There’s pessimism aplenty leading up to Rio+20 with headlines such as these: “Rio +20 Earth Summit Could Collapse” and U.N. starts pre-conference talks in a hole. But I’m going Pollyannaish positive on climate adaptation. So much differs from that first Rio Earth Summit. Some would contend this year’s conference profoundly lacks momentum about environmental protection. I believe the most acute change reflects engagement of the private sector in both dialogue and solutions.
In 1992, Rio launched truly new and innovative global policy processes. The International Panel on Climate Change (IPCC) and the United Nations Framework Convention on Climate Change (UNFPCC) ranked among the best.

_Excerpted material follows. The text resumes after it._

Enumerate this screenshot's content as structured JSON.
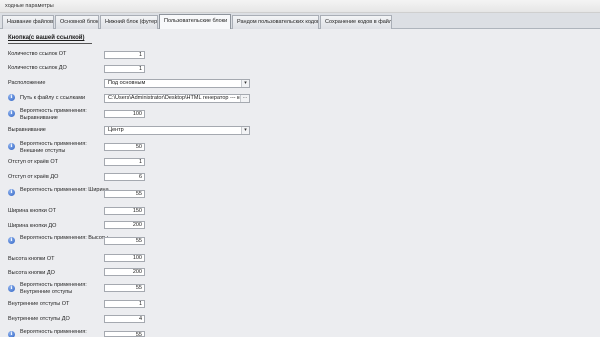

Rio then also began an unprecedented experiment in global environmental cooperation.
What’s unfortunate about Rio 2012 is that droughts and food security; flash floods and household destruction; and strong hurricanes and economic loss are on the agenda. Why? Because it indicates that big climate-driven natural hazards already are having a striking impact on all of us, including the corporate world. Corporate, government and community climate action to prevent climate risks are still primary priorities for us all. And today’s climate-related risks means that while international commitments in the area of disaster risk-reduction and resilience building may emerge from Rio+20, the understanding will certainly grow by corporations of the need to reduce their risk and increase their resilience.
Many maintain that the United Nations has little to show for all of its efforts over the last 20 years. But I’m glad it opened the door to other solution providers. With IPCC and UNFPCC intelligence and corporate moxie, perhaps we will mitigate the risk and build the resilience that our future depends upon.
As Mark Way, director of sustainability and political risk management at Swiss Re America Holding Corporation, sees it: “Rio+20 will act as a further reminder, if one is really necessary, of the urgent need for a comprehensive global response to climate change, one which reduces emissions and increases resilience to severe weather.” I’m bullish that his prediction will spark the momentum we need in the corporate sector. How about you?